As I lie awake in the wee hours, I think of death, not so much mine as Peggy’s. I don’t believe I could live without her. I don’t believe I would want to live without her. I think of my own death too. I’m 62, and we’ve lived in this house 21 years. Those years flew by. In another 21 years, I’ll be 83, which is statistically longer than I can expect to live. This means that death is practically at the door, and when I look at my life, I wonder what it was all about. What did I accomplish? Not much. What was I thinking? Not much. Why am I not trying to atone for those years while I still have time? Because I feel defeated by how little time I have left. Yet, there’s another part of me that thinks there will always be another tomorrow. After all, I don’t remember a day so dark that this wasn’t true. Try as I might, I can’t conceptualize non-existence.
I’ve lost many people to death. Some were old, and their deaths were expected. Others died tragically (I’ve always been attracted to tragic souls), and few people remember them. Yet, I carry them in my heart everyday. I thought all too little of our time together when they were alive. Then they died, and I realized how much they meant to me. Every moment I was with them now seems like a rare jewel. I try to take this awareness into my relationships with the living, but a reticency stops me. It’s easier to be intimate with the dead because the dead cannot reject me. The dead can be whatever I want them to be.
I’ve lost many dogs to death too, and I miss them even more than I miss the people. This is because dogs are like children—they’re dependent, ever present, and their lives are built around me. If I’m kind to them, they have a good life, but if I’m unkind, their life sucks. They die all too soon, and then I wish I had been even more kind. I never feel that I make the grade whether with humans or with dogs. I’m simply not good enough. I always want more than they can give, yet I can never give as much as I think I should. I want to work through these problems before I die. I want to feel that I did at least one relationship right.

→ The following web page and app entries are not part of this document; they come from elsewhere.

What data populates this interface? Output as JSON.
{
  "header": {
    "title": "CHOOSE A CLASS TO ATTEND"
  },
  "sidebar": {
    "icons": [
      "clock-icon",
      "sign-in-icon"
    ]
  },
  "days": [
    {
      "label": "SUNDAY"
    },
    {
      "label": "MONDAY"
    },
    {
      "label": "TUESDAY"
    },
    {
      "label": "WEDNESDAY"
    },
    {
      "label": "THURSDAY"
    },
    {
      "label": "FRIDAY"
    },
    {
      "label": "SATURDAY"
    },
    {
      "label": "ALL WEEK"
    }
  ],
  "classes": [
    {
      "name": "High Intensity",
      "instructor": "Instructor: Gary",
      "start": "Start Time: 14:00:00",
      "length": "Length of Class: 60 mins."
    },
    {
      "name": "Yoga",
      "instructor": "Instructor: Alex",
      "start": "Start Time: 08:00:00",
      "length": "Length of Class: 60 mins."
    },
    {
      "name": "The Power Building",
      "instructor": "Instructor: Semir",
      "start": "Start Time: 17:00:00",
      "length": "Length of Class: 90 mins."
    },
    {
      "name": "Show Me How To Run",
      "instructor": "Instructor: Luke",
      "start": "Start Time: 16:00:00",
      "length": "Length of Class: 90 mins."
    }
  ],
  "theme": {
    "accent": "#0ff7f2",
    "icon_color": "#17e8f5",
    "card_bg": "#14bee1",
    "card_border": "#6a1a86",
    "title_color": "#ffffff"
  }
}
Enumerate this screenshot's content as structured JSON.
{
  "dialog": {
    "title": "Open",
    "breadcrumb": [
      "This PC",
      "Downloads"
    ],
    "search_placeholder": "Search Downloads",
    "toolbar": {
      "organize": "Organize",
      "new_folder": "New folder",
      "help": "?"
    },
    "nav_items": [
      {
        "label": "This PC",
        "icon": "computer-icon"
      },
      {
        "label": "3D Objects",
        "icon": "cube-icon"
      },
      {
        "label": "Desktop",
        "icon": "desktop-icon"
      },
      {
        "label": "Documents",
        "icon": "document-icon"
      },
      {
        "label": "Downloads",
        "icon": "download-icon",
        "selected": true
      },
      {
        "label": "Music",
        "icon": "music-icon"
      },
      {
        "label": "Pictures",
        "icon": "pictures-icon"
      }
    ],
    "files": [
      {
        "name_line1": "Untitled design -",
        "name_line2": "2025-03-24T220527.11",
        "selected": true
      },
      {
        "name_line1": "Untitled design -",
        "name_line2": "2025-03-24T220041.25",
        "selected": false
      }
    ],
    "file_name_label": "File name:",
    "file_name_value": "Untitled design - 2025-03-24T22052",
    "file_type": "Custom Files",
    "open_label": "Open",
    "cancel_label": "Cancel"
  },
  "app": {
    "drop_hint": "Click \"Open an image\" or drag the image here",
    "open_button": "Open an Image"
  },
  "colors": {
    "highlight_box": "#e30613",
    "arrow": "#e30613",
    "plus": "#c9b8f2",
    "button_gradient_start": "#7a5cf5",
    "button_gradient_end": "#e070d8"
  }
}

As I was writing this, I learned that my friend, Carl Haga, died this morning. He and I and two other men played pool once a week for years, and only two of us are left. Now I have another jewel to carry within my heart.